Building on their work with linear, quadratic, and exponential functions, students extend their repertoire of functions to include logarithmic, polynomial, rational, and radical functions in the Algebra 2 course. This course includes standards from the conceptual categories of Number and Quantity, Algebra, Functions, Geometry, and Statistics and Probability. Students work closely with the expressions that define the functions, competently manipulate algebraic expressions, and continue to expand and hone their abilities to model situations and to solve equations, including solving quadratic equations over the set of complex numbers and solving exponential equations using the properties of logarithms.
Precalculus Honors or Introduction to Data Science
Precalculus combines the trigonometric, geometric, and algebraic techniques needed to prepare students for the study of calculus, and strengthens students’ conceptual understanding of problems and mathematical reasoning in solving problems. Facility with these topics is especially important for students intending to study calculus, physics, and other sciences, and/or engineering in college. Because the standards for this course are (+) standards, students selecting Precalculus should have met the college and career ready standards.
Introduction to Data Science

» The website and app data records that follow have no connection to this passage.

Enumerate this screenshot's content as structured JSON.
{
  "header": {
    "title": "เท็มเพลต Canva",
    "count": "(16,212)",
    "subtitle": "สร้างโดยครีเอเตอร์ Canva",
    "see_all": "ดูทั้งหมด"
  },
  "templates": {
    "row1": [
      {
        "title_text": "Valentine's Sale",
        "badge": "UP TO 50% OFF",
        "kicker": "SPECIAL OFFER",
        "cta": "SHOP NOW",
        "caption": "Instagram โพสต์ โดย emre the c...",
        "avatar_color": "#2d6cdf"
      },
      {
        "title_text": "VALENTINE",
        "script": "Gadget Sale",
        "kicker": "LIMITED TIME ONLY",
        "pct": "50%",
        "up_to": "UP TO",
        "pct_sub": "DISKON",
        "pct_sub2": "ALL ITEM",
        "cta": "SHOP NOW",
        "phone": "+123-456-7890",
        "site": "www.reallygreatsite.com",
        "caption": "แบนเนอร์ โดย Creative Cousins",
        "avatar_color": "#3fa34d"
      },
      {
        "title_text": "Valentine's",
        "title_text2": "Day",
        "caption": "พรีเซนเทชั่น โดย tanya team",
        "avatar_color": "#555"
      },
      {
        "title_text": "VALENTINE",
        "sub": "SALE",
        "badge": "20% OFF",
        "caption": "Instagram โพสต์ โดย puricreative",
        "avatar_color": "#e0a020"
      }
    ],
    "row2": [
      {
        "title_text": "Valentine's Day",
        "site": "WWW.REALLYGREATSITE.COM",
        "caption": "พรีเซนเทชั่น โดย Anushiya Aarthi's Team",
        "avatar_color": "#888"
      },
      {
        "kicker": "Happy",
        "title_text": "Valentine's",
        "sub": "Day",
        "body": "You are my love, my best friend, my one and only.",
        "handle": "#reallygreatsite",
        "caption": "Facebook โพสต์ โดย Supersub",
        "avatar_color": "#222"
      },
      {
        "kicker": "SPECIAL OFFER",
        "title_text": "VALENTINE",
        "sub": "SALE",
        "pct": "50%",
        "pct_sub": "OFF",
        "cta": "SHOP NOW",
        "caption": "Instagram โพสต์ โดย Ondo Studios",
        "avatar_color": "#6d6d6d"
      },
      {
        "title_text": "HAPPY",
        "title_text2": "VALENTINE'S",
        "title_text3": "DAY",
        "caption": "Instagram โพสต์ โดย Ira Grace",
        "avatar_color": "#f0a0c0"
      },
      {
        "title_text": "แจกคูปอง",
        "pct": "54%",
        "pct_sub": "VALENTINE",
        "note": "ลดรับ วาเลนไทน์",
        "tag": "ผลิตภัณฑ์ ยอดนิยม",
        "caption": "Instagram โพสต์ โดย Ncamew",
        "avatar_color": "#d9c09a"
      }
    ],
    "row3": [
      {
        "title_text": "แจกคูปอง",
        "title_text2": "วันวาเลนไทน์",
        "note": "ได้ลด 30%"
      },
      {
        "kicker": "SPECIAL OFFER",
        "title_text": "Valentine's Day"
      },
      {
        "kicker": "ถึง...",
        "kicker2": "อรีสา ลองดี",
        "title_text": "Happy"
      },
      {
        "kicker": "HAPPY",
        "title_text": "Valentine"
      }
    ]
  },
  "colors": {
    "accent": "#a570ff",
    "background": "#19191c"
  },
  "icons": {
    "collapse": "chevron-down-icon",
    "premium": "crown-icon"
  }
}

Data are everywhere, and this curriculum will help prepare students to live in a world of data. The curriculum focuses on practical applications of data analysis to give students concrete and applicable skills. Instead of using small, tailored, curated data sets as in a traditional statistics curriculum, this curriculum engages students with a wider world of data that fall into the "Big Data" paradigm and are relevant to students' lives. In contrast to the traditional formula-based approach, in IDS, statistical inference is taught algorithmically, using modern randomization and simulation techniques. Students will learn to find and communicate meaning in data, and to think critically about arguments based on data.
AP Calculus or AP Statistics
The AP Calculus courses, created by the College Board in collaboration with college faculty, are designed to develop mathematical knowledge conceptually; guiding students to connect topics and representations throughout each course and to apply strategies and techniques to accurately solve diverse types of problems. The curriculum for AP Calculus AB is equivalent to that of a first semester college calculus course devoted to topics in differential and integral calculus, including limits, derivatives, integrals and the Fundamental Theorem of Calculus.
The purpose of the AP course in statistics is to introduce students to the major concepts and tools for collecting, analyzing and drawing conclusions from data. Students are exposed to four broad conceptual themes: 1) Exploring data – describing patterns and departures from patterns; 2) Sampling and Experimentation – planning and conducting a study; 3) Anticipating Patterns – exploring random phenomena using probability and simulation; and 4) Statistical Inference – estimating population parameters and testing hypotheses.